**What the exercise asks:** For the word "JSON", find each line in the entries where it occurs and copy that line.

**Given records:**
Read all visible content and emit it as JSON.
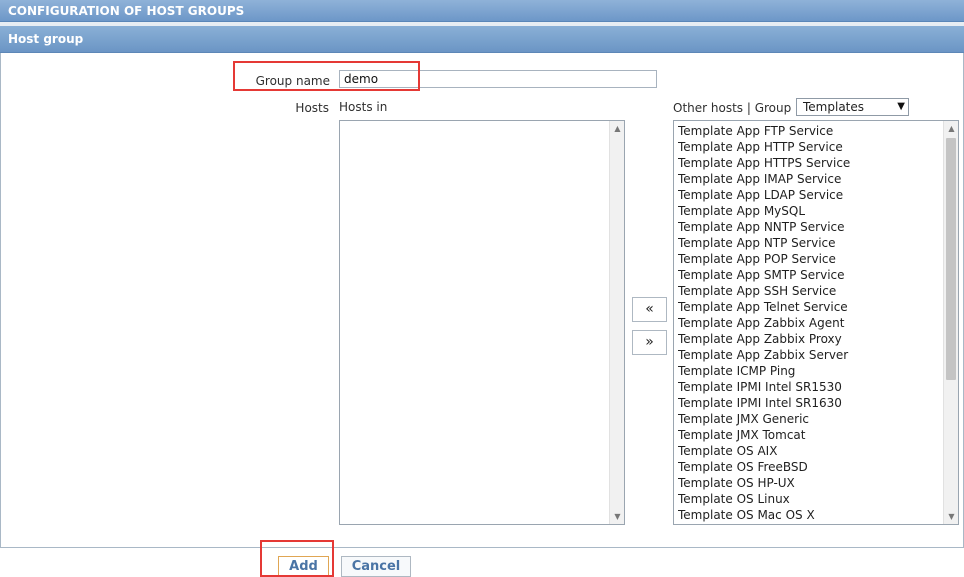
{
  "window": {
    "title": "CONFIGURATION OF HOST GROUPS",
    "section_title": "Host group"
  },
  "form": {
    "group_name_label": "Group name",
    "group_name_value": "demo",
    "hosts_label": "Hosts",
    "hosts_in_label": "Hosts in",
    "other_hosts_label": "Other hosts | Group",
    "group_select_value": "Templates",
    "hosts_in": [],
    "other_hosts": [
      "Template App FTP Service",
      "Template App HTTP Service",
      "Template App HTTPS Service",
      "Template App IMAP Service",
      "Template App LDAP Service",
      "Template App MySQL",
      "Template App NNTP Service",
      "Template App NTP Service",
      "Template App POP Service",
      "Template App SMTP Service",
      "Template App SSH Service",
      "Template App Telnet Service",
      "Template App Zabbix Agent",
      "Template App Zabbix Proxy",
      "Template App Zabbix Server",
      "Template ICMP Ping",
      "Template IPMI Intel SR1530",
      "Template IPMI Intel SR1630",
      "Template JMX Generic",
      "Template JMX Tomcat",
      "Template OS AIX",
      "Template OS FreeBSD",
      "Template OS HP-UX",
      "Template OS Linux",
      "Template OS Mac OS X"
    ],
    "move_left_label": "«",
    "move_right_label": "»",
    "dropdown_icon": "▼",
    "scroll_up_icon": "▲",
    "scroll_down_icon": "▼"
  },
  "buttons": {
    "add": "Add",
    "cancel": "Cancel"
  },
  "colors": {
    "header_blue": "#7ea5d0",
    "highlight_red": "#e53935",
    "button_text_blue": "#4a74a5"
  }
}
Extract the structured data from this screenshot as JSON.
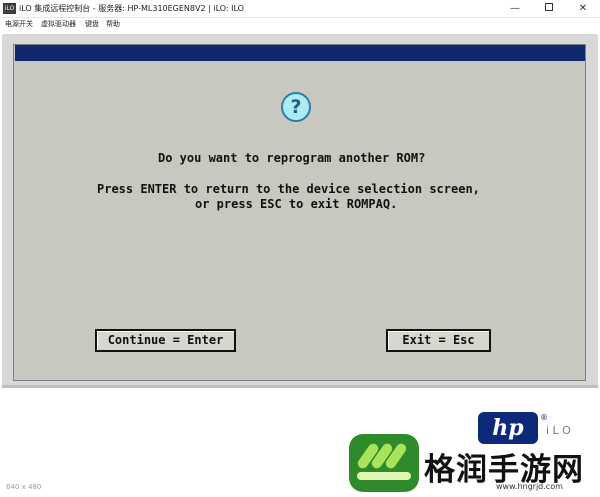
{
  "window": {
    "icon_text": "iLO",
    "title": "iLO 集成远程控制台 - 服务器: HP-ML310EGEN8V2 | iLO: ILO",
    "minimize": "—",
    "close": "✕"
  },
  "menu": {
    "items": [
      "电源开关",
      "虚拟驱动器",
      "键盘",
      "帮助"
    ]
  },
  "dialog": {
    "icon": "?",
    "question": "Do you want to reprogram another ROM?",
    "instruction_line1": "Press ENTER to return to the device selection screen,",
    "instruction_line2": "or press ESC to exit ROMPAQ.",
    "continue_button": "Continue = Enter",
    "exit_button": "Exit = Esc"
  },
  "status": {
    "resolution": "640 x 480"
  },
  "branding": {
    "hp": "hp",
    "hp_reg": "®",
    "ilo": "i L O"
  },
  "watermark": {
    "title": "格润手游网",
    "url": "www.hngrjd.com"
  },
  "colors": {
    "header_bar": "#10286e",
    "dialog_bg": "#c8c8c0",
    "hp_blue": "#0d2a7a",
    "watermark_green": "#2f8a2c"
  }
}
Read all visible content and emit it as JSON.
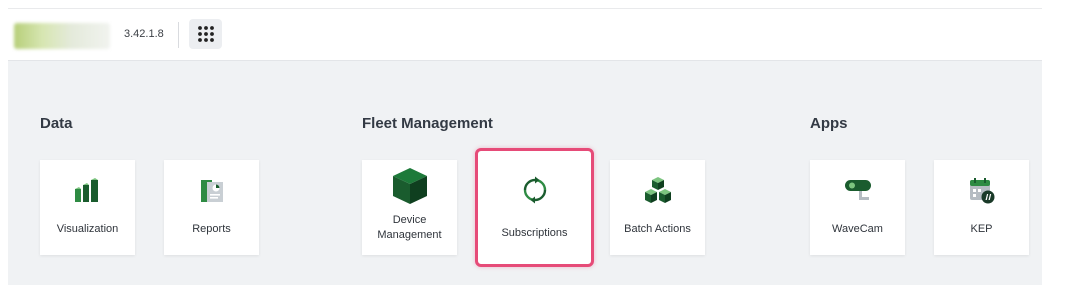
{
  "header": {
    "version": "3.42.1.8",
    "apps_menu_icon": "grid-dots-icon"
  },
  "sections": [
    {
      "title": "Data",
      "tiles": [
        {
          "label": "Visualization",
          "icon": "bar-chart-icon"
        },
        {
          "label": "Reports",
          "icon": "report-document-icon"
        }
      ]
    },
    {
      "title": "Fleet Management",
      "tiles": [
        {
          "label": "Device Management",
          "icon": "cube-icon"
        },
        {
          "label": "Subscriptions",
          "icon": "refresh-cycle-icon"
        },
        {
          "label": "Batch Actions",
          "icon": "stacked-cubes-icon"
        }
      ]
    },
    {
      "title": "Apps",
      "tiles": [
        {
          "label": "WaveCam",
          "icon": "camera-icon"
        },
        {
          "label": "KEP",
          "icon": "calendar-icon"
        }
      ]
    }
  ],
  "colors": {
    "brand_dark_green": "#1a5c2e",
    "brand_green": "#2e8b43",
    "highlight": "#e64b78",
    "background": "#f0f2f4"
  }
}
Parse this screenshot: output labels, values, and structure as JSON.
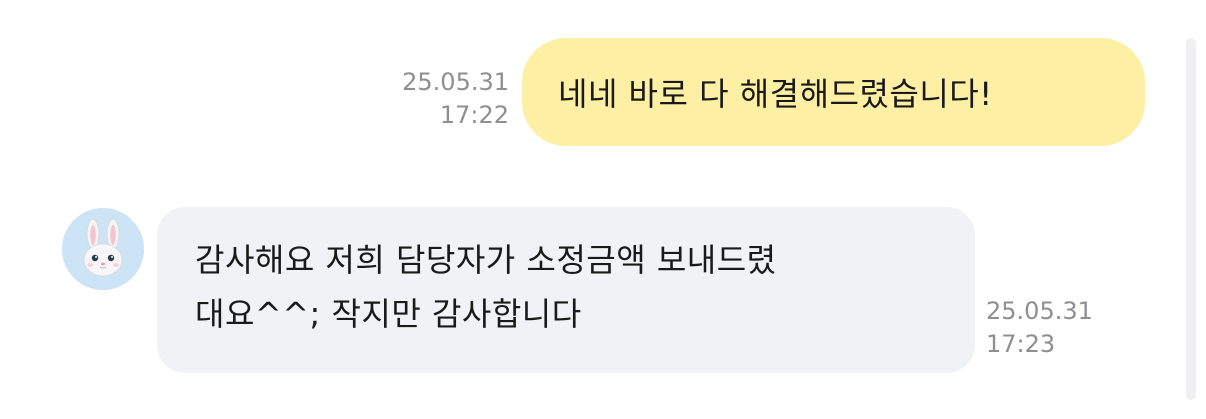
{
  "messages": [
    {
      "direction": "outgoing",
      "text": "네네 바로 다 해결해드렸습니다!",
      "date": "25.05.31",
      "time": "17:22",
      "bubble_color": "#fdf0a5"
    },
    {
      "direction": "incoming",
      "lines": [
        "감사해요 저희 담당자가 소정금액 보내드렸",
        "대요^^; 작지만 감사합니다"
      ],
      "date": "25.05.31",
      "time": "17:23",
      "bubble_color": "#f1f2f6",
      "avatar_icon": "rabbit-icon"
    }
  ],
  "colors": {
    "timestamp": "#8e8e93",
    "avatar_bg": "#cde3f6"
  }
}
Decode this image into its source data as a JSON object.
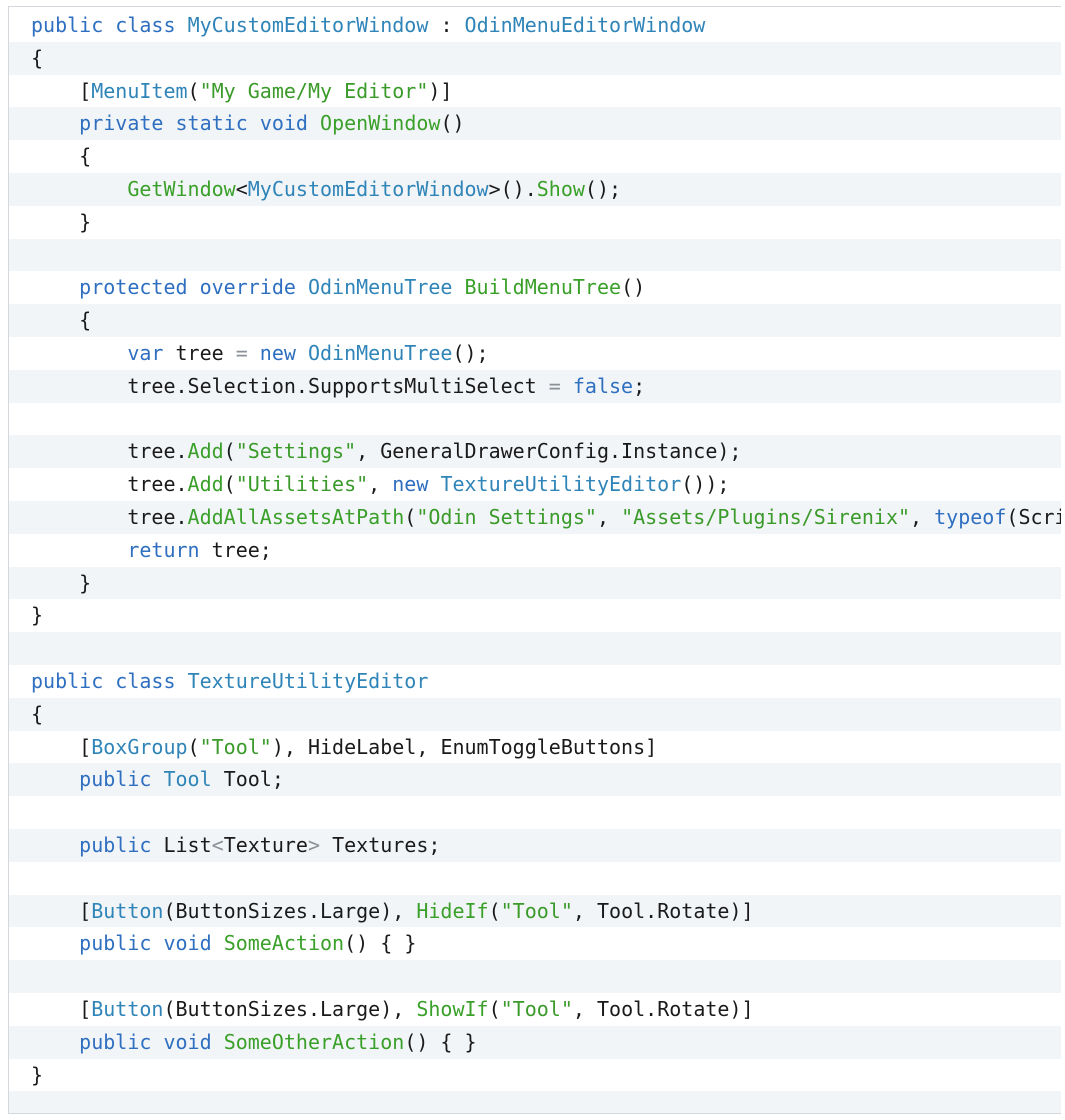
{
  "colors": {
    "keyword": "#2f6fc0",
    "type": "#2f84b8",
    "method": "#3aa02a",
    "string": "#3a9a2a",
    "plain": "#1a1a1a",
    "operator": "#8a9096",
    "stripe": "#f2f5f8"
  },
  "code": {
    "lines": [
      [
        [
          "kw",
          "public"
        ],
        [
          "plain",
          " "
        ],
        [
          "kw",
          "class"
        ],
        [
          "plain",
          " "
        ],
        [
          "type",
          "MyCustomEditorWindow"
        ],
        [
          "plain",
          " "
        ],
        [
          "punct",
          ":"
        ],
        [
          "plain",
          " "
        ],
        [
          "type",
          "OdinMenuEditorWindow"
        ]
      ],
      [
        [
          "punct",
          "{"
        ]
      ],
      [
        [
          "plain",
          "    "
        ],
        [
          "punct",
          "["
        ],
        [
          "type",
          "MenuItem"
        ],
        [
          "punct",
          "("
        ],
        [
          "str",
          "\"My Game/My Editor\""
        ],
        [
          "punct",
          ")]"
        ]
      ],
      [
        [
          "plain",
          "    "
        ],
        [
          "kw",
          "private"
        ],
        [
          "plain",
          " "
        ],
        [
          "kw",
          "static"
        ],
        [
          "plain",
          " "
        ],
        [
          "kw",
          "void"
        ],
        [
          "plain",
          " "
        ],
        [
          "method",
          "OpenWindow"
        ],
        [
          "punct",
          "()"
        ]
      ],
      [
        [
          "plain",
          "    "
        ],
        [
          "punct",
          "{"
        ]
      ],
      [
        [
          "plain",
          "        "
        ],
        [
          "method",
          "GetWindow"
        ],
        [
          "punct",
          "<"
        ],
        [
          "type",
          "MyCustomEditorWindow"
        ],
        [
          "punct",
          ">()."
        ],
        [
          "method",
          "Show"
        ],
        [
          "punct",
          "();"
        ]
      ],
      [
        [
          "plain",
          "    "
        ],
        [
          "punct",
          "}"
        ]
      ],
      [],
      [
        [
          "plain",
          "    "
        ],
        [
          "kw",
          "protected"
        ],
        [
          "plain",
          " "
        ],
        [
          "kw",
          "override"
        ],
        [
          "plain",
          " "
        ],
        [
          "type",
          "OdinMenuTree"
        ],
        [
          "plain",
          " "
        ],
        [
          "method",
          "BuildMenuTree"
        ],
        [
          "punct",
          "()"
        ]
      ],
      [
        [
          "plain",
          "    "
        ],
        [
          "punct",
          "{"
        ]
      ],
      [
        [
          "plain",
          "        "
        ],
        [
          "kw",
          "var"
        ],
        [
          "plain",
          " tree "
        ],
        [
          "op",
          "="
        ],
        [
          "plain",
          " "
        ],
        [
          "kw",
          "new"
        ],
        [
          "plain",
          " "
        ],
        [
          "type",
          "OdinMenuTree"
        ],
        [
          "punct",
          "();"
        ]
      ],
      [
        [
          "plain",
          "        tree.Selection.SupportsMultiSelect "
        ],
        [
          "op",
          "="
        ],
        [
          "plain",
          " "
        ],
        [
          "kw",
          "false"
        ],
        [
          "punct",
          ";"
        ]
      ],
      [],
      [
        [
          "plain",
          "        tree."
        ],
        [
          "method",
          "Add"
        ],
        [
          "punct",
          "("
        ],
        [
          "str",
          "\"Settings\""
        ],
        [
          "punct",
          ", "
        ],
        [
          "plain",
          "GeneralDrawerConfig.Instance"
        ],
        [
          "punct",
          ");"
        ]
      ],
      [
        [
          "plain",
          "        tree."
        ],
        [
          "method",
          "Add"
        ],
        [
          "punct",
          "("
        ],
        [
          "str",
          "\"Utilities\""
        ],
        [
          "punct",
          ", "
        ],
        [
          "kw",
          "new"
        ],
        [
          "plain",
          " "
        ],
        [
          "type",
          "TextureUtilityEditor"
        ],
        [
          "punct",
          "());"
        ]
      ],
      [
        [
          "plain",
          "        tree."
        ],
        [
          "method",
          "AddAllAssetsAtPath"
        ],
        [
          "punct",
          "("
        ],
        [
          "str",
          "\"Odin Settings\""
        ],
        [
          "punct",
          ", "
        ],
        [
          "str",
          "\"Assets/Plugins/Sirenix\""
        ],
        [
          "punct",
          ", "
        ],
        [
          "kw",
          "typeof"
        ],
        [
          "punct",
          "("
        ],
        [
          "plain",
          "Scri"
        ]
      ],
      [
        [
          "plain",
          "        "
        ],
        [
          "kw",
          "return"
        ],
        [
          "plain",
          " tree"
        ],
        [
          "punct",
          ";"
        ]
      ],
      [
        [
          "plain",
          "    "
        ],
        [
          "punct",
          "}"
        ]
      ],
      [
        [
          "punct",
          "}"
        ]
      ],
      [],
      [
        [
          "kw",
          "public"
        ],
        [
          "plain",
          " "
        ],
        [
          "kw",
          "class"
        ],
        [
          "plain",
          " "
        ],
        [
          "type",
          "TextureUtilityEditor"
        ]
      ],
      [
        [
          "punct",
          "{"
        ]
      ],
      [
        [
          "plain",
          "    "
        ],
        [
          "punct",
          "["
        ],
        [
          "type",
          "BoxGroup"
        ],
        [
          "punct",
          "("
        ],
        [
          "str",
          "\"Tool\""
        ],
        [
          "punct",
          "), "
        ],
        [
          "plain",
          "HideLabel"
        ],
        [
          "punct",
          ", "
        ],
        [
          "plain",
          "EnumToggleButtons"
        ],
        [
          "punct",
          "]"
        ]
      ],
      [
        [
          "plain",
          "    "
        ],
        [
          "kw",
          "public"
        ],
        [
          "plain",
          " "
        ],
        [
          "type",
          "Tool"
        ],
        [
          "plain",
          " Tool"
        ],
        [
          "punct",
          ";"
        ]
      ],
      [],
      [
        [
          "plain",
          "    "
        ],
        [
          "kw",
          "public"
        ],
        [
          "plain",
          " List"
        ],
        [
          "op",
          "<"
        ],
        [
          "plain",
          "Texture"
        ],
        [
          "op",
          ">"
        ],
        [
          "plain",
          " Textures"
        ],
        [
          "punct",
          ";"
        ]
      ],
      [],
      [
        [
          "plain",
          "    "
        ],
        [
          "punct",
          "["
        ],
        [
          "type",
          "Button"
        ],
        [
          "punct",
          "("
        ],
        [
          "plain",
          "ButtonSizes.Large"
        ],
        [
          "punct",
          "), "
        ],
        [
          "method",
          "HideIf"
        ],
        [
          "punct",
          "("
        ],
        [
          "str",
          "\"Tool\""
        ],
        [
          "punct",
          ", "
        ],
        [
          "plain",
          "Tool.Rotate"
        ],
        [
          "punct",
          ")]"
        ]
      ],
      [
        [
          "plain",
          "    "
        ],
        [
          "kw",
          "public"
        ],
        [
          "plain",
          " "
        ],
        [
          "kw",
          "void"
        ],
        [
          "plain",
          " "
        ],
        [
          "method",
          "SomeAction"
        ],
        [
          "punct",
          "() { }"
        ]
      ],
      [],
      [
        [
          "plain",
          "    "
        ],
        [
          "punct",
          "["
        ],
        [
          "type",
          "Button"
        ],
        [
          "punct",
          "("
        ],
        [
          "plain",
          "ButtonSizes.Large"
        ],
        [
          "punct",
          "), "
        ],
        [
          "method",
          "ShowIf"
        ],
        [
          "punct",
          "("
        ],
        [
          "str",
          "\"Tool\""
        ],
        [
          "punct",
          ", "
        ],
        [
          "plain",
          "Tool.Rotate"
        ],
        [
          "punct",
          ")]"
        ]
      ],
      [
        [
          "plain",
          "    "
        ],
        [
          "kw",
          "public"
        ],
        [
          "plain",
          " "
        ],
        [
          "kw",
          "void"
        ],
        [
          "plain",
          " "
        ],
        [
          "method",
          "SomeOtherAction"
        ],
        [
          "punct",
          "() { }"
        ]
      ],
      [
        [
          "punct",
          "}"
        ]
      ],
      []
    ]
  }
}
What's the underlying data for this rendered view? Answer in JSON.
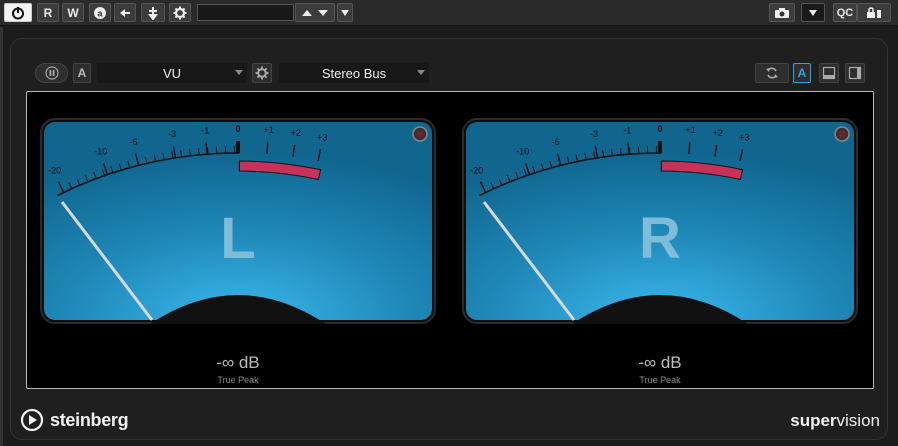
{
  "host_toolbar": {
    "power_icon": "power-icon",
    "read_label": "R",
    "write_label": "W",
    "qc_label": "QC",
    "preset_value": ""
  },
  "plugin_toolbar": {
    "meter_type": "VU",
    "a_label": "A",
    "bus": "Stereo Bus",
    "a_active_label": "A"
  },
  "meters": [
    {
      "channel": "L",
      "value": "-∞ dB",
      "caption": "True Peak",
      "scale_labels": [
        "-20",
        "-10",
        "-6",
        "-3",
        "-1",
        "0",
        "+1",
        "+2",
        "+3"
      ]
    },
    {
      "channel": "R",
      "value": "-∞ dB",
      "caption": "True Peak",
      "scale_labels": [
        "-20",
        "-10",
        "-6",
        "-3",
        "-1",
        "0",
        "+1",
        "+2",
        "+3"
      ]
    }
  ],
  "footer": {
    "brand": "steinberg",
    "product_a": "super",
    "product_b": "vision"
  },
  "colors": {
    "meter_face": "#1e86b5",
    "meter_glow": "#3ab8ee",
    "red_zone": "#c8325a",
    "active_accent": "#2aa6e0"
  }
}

**Reply to the task:**
Read all visible content and emit it as JSON.
Extract the structured data from this screenshot as JSON.
Read all visible content and emit it as JSON.
Parse this screenshot: output labels, values, and structure as JSON.
Decode this image into its source data as a JSON object.
What's the underlying data for this rendered view? Answer in JSON.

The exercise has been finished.